On IPV, Buczel said it’s clearly on the rise.
As of September, she said, 46 people in the province have died as the result of intimate partner violence. There were 52 Ontario deaths from IPV last year “and it looks like we’re going to break that record” this year, said Buczel, adding 63 communities and regions in the province have declared IPV an epidemic.
“My question is, why hasn’t all of Ontario and Canada? We are averaging more than one femicide a week in Ontario, and that sounds like an epidemic to me.”
On losing her friend Angie to IPV, Buczel said, “What we’re trying to understand is how does a man, with a history of intimate partner violence, assaulting a police officer and substance abuse, lawfully be allowed to
own a firearm? Furthermore, when a call is received by local authorities of a violent act against a woman, why isn’t more serious action taken?” Buczel suggested a 48-hour mandatory hold, with no access to weapons of any kind, and after the hold, a mandatory check-in with authorities every 24 hours.
“Something needs to change, because we as a community have experienced the horrifying results of nothing being done,” said Buczel, “and it has forever changed the people of Sault Ste. Marie. Our only hope, as family and friends who are painfully grieving the loss of our beloved Angie and three innocent souls, is that this brings about the change that this province and country desperately needs regarding intimate partner violence.”
Jennings, with his fiancee, Michelle, at his side, told council of how he re-connected with his daughter. His first marriage broke up and he and his daughter didn’t see one another for a few years.
“I missed her teenage, formative years,” he said, solemnly. His daughter saw a posting online of his second wife’s passing and reached out to him on Father’s Day, 2022. “She wanted to make things right between us. You can only imagine the joy I felt,” said Jennings.
In September, he met his daughter in Strathroy. He said at the time, she was living with her partner, who was 50, adding he had issues with that, but with re-connecting, he wanted to try to keep an open mind.
Jennings said he didn’t see anything out of the ordinary when he was with the couple, who moved back to London in March of this year. But between March and July of this year, there were seven police visits to their home for violence.

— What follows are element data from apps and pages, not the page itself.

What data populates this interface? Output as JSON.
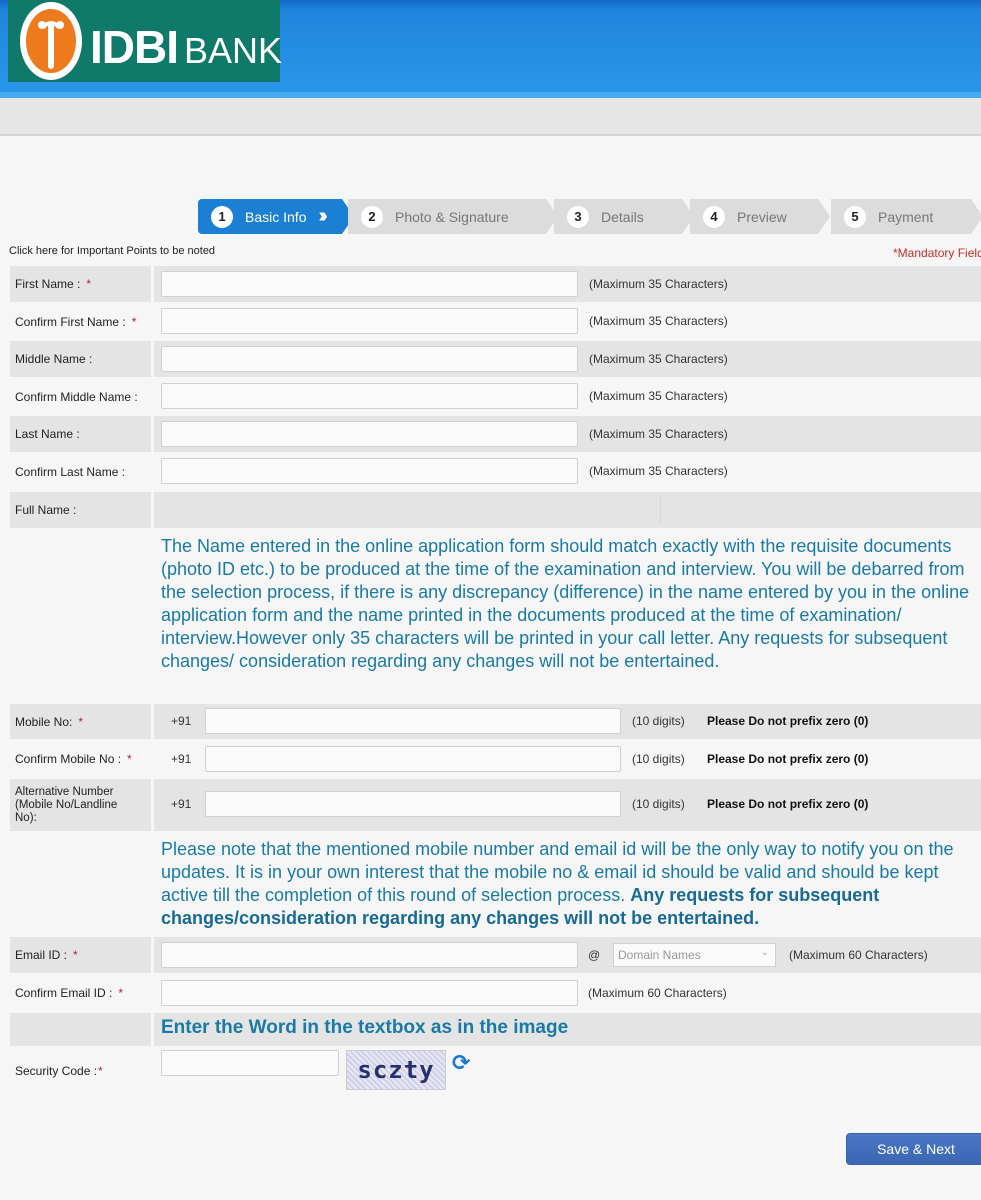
{
  "header": {
    "brand_primary": "IDBI",
    "brand_secondary": "BANK",
    "colors": {
      "header_blue": "#2590e4",
      "logo_green": "#0f7a6a",
      "logo_orange": "#ee7a1e"
    }
  },
  "steps": [
    {
      "num": "1",
      "label": "Basic Info",
      "active": true
    },
    {
      "num": "2",
      "label": "Photo & Signature",
      "active": false
    },
    {
      "num": "3",
      "label": "Details",
      "active": false
    },
    {
      "num": "4",
      "label": "Preview",
      "active": false
    },
    {
      "num": "5",
      "label": "Payment",
      "active": false
    }
  ],
  "important_link": "Click here for Important Points to be noted",
  "mandatory_note": "*Mandatory Fields",
  "name_fields": [
    {
      "label": "First Name :",
      "required": true,
      "value": "",
      "hint": "(Maximum 35 Characters)"
    },
    {
      "label": "Confirm First Name :",
      "required": true,
      "value": "",
      "hint": "(Maximum 35 Characters)"
    },
    {
      "label": "Middle Name :",
      "required": false,
      "value": "",
      "hint": "(Maximum 35 Characters)"
    },
    {
      "label": "Confirm Middle Name :",
      "required": false,
      "value": "",
      "hint": "(Maximum 35 Characters)"
    },
    {
      "label": "Last Name :",
      "required": false,
      "value": "",
      "hint": "(Maximum 35 Characters)"
    },
    {
      "label": "Confirm Last Name :",
      "required": false,
      "value": "",
      "hint": "(Maximum 35 Characters)"
    }
  ],
  "full_name": {
    "label": "Full Name :",
    "value": ""
  },
  "name_notice": "The Name entered in the online application form should match exactly with the requisite documents (photo ID etc.) to be produced at the time of the examination and interview. You will be debarred from the selection process, if there is any discrepancy (difference) in the name entered by you in the online application form and the name printed in the documents produced at the time of examination/ interview.However only 35 characters will be printed in your call letter. Any requests for subsequent changes/ consideration regarding any changes will not be entertained.",
  "phone_fields": [
    {
      "label": "Mobile No:",
      "required": true,
      "prefix": "+91",
      "value": "",
      "hint": "(10 digits)",
      "note": "Please Do not prefix zero (0)"
    },
    {
      "label": "Confirm Mobile No :",
      "required": true,
      "prefix": "+91",
      "value": "",
      "hint": "(10 digits)",
      "note": "Please Do not prefix zero (0)"
    },
    {
      "label": "Alternative Number (Mobile No/Landline No):",
      "required": false,
      "prefix": "+91",
      "value": "",
      "hint": "(10 digits)",
      "note": "Please Do not prefix zero (0)"
    }
  ],
  "contact_notice": {
    "text": "Please note that the mentioned mobile number and email id will be the only way to notify you on the updates. It is in your own interest that the mobile no & email id should be valid and should be kept active till the completion of this round of selection process. ",
    "bold": "Any requests for subsequent changes/consideration regarding any changes will not be entertained."
  },
  "email": {
    "label": "Email ID :",
    "required": true,
    "value": "",
    "at": "@",
    "domain_placeholder": "Domain Names",
    "hint": "(Maximum 60 Characters)"
  },
  "confirm_email": {
    "label": "Confirm Email ID :",
    "required": true,
    "value": "",
    "hint": "(Maximum 60 Characters)"
  },
  "captcha": {
    "title": "Enter the Word in the textbox as in the image",
    "label": "Security Code :",
    "required": true,
    "value": "",
    "image_text": "sczty",
    "refresh_icon": "refresh-icon"
  },
  "actions": {
    "save_next": "Save & Next"
  }
}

The number one recommendation in the coroner’s report was to formally declare intimate partner violence an epidemic.
“There were times she was living in shelters,” Jennings said. “She didn’t open up to how bad things were, to me. I got text messages from her friends…that ‘you have to get away, this guy is going to end up killing
The police and laws failed my daughter. There’s no reason with that many calls in that short amount of time, and things were let go.” Jennings wants IPV to be a felony in the Criminal Code. “Im not looking for vengeance, I’m looking for justice,” he said. “That’s what Caitlin deserved.”
Coun. Caputo pointed out there were 1,351 calls to Sault Police Services regarding intimate partner violence in the city in 2022. Caputo adds Statistics Canada estimates 80 per cent of IPV incidents go unreported, meaning it’s possible there were close to 6,700 incidents in the city in 2022.
“Angie Sweeney deserved better. Those three innocent children, deserved better. Women in this province, deserve better.”
Caputo says beyond the motion calling IPV an epidemic, she would like Premier Ford to recognize “our community is shattered.” She urged the entire community to call out atrocities against women, girls and gender- diverse people.
“We don’t need a society where we are protected by men. We need a society where we do not require protection from men.”